By the end of the 1940s, the nervous energy and tension of bebop was replaced with a tendency towards calm and smoothness, with the sounds of cool jazz, which favoured long, linear melodic lines. It emerged in New York City, as a result of the mixture of the styles of predominantly white swing jazz musicians and predominantly black bebop musicians, and it dominated jazz in the first half of the 1950s. The starting point were a series of singles on Capitol Records in 1949 and 1950 of a nonet led by trumpeter Miles Davis, collected and released first on a ten-inch and later a twelve-inch as the Birth of the Cool. Cool jazz recordings by Chet Baker, Dave Brubeck, Bill Evans, Gil Evans, Stan Getz and the Modern Jazz Quartet usually have a "lighter" sound which avoided the aggressive tempos and harmonic abstraction of bebop. Cool jazz later became strongly identified with the West Coast jazz scene, but also had a particular resonance in Europe, especially Scandinavia, with emergence of such major figures as baritone saxophonist Lars Gullin and pianist Bengt Hallberg. The theoretical underpinnings of cool jazz were set out by the blind Chicago pianist Lennie Tristano, and its influence stretches into such later developments as Bossa nova, modal jazz, and even free jazz. See also the list of cool jazz and West Coast musicians for further detail.
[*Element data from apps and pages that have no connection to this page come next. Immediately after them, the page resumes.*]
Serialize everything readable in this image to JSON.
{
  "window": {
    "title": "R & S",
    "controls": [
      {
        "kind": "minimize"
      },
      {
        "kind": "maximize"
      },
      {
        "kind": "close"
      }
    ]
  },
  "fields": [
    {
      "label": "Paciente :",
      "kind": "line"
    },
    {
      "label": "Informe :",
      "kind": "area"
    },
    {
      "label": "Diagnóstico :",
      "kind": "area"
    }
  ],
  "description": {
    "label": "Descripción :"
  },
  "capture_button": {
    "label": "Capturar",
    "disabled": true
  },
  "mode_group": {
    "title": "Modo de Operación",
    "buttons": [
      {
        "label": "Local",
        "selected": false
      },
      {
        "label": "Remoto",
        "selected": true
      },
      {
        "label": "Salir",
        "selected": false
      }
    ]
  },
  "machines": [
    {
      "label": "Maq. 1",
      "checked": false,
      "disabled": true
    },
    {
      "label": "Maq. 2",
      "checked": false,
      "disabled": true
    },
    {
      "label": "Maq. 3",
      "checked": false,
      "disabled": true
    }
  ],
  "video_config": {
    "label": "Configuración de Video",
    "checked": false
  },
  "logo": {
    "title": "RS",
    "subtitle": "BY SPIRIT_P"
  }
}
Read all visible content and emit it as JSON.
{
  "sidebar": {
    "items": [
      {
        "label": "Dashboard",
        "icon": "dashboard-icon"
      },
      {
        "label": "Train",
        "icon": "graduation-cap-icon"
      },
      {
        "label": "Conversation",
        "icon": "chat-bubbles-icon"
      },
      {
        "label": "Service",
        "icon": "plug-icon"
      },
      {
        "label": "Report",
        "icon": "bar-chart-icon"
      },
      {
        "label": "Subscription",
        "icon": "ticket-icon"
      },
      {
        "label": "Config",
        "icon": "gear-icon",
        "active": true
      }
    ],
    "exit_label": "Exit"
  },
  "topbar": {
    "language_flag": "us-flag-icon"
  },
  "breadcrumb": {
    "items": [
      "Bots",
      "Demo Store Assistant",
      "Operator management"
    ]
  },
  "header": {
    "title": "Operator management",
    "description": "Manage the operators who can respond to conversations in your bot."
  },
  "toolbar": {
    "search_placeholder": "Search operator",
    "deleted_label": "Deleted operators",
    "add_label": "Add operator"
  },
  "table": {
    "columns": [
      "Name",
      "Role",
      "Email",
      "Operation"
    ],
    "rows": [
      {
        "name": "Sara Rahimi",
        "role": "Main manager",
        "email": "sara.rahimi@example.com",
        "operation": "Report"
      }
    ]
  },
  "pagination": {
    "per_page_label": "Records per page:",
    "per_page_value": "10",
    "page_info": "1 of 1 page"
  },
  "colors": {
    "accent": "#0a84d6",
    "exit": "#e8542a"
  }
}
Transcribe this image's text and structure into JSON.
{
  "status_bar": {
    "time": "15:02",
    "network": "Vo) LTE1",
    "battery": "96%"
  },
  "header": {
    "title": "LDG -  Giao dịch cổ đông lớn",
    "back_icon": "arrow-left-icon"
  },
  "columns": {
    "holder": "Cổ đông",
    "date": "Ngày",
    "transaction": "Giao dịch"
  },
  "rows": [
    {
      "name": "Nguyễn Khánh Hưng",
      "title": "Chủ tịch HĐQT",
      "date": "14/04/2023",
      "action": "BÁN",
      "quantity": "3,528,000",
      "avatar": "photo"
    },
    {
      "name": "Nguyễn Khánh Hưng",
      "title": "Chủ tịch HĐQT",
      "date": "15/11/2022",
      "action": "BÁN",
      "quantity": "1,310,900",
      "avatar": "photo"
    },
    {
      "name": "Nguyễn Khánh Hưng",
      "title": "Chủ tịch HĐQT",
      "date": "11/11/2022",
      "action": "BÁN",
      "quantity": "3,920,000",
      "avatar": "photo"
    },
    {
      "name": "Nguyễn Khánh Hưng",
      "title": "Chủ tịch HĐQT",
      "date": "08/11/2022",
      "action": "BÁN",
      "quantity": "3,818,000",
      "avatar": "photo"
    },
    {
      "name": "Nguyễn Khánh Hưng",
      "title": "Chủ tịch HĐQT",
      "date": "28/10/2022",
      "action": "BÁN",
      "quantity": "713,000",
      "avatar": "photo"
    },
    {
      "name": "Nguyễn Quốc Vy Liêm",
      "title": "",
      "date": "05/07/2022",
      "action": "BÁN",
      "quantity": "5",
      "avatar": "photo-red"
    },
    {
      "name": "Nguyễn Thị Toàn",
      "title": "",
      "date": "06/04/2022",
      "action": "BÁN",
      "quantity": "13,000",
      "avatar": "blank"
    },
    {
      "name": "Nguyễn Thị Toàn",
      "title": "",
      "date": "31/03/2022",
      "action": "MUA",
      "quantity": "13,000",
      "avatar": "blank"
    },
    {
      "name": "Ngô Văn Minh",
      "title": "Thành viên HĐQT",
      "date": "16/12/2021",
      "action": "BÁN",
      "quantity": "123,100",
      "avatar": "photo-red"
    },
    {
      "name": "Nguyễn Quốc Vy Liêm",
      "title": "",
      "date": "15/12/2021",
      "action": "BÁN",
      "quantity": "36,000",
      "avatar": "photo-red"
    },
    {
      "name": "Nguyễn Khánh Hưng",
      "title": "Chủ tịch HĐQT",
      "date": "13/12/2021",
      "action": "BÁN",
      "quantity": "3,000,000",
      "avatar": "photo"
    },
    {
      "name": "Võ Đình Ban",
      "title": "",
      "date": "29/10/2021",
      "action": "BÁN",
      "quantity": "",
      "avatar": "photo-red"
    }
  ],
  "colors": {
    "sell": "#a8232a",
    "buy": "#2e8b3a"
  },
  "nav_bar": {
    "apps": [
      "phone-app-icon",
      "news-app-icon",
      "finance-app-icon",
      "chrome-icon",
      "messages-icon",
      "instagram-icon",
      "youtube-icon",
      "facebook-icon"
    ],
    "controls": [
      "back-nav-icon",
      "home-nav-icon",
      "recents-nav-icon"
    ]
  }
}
In the early 1940s in jazz, bebop emerged, led by Charlie Parker, Dizzy Gillespie, Thelonious Monk and others. It helped to shift jazz from danceable popular music towards a more challenging "musician's music." Differing greatly from swing, early bebop divorced itself from dance music, establishing itself more as an art form but lessening its potential popular and commercial value. Since bebop was meant to be listened to, not danced to, it used faster tempos. Beboppers introduced new forms of chromaticism and dissonance into jazz; the dissonant tritone interval became the "most important interval of bebop" and players engaged in a more abstracted form of chord-based improvisation which used "passing" chords, substitute chords, and altered chords. The style of drumming shifted as well to a more elusive and explosive style, in which the ride cymbal was used to keep time, while the snare and bass drum were used for accents. This appealed to a more specialized audiences than earlier forms of jazz, with sophisticated harmonies, fast tempos and often virtuoso musicianship. Bebop musicians often used 1930s standards, especially those from Broadway musicals, as part of their repertoire. Among standards written by bebop musicians are Gillespie's "Salt Peanuts" (1941) and "A Night in Tunisia" (1942), Parker's "Anthropology" (1946), "Yardbird Suite" (1946) and "Scrapple from the Apple" (1947), and Monk's "'Round Midnight" (1944), which is currently the most recorded jazz standard composed by a jazz musician. An early 1940s style known as "jumping the blues" or jump blues used small combos, uptempo music, and blues chord progressions. Jump blues drew on boogie-woogie from the 1930s. Kansas City Jazz in the 1930s as exemplified by tenor saxophonist Lester Young marked the transition from big bands to the bebop influence of the 1940s. These divergences from the jazz mainstream of the time initially met with a divided, sometimes hostile response among fans and fellow musicians, especially established swing players, who bristled at the new harmonic sounds. To hostile critics, bebop seemed to be filled with "racing, nervous phrases". Despite the initial friction, by the 1950s bebop had become an accepted part of the jazz vocabulary. The most influential bebop musicians included saxophonist Charlie Parker, pianists Bud Powell and Thelonious Monk, trumpeters Dizzy Gillespie and Clifford Brown, and drummer Max Roach.
This is the discography for American jazz musician Lee Konitz.